Again, the teacher, “Now! , ok, ok, now, bring yourself forward, uncover, uncover, gently, gently, open, open, now bring yourself open, put yourself in the posture of joy and possibility, live in that place, breath into it and expand, expand. Grow out, hold the future, the impossible joy of everything. Grow with it, let it become.” And I become. I go back to the beach in Guam, 1985, in the army and off duty. I’m there for a Joint Special Operations Training exercise, big words for a blindingly surreal experience of a simulated gun battle. I’m just an island over from Tinian, where the “big boy” was loaded into the belly of the Enola Gay, its next destination, birth of the nuclear age over Hiroshima.  I’m on the beach wearing nothing but a thin pair of surf trunks, the sand so lovingly burning my feet, standing before the waves…. and the sun loves me like no mother ever could– at that moment all fear abandoned me. I enlarge, my chest cracking open, arms spread, palms upturned toward the sky, I invite the sun to enter my heart and I feel my joy, the limitless potential, the electric truth and conviction to crack open the sky. I become it. I touch it. I know it. My body sings.

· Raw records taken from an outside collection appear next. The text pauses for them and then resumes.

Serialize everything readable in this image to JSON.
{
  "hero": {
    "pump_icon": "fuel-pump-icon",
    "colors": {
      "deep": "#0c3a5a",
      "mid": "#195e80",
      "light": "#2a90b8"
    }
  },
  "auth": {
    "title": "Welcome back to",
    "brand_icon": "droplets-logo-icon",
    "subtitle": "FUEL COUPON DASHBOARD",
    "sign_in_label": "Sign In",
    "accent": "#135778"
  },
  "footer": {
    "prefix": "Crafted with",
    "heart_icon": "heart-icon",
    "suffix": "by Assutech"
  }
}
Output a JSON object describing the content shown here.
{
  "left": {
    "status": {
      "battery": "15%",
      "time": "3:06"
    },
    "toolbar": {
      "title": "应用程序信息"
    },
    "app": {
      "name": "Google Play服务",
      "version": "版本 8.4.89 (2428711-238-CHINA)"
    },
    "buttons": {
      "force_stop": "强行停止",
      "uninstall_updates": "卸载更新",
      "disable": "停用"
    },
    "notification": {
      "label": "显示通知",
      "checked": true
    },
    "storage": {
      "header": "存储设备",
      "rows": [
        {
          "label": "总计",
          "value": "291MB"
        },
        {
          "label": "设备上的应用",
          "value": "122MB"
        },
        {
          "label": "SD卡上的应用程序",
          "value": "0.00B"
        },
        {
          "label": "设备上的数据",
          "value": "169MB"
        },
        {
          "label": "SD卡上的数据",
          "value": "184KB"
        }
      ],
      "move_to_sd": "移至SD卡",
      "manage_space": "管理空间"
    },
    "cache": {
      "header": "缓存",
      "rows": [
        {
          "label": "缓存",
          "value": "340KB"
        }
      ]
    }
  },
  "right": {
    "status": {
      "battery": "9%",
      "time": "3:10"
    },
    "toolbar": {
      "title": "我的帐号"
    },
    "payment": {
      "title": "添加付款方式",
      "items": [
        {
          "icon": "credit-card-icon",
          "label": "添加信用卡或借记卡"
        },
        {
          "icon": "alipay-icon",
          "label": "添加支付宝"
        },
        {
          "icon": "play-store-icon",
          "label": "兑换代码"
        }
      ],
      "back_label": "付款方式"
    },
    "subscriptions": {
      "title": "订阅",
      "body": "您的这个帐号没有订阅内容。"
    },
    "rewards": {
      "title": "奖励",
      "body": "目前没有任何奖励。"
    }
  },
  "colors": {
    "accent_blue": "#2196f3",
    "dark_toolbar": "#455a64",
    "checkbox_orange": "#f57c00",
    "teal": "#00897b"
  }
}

“Now, bring yourself back. Come to neutral; come to the neutral place where both the shame and joy are together, but with neutral expression. Hold these two places, hold them and let them connect.” And I integrate. I lower my muscles in my face, let the mask slip into a benign steadiness. I breathe. I calm. My body lines up with the two realities and settles. I allow myself to open and feel the thrum of my hard beating heart in my chest, excruciating and tender, the experience that pain and joy are of the same source. I open. My body aroused from a new sprint, a new adventure, running toward myself. Sweat pours down my skin, my hips are loose, my sternum soft, my mouth open. I look out of my eyes and I see the group, an extension of me, breathing with me. I whisper to myself, just under my exasperated breath…“what’s next?”

 

 

Dignified Insanity–Titled by a fellow traveler and Alpha-Bot, Eric S.

Here is a poem I wrote, days out of the army…

Dignified Insanity 

There was a time we were all together

At that time we had nothing but each other

If the sun rose or stars fell

Creepy silence, hush quiet surrounded us

Separately together

In one moment, not a collection

But one everlasting moment

We felt the fire in our blood

In our souls

The fire was shared—the boiling warmth

collective

The unaware setting

of the infinite metal

 

Dave Edgar, 1986

Why Not?

Here I am, adding a new feature, my writing and other nonsense. I am taking up this possibility to show up more, make myself vulnerable, put my stuff out there, all to see what happens or does not happen…

 

Down in the Cellar:

Down in the cellar is where the bodies are. These days they are only bones separated from their flesh. but sometimes, like a flash of lightening illuminating the dark corners of a room, they become animate, talking creatures with their own story to tell. I can see the whisker stubble, smell the clay of their skin and hear their fatigued breath. They are today just bones, but memory makes them alive, gives them voice, gives them meaning.

I used to keep that cellar door barricaded because the living parts of their bodies came up on their own, reaching, and sometimes finding purchase in my life upstairs.

Now the door is wide open, an open invitation, sometimes a dare. A formal request for a visit–a face to face encounter with memory so that the story is not merely a story, but the unavoidable fact of experience.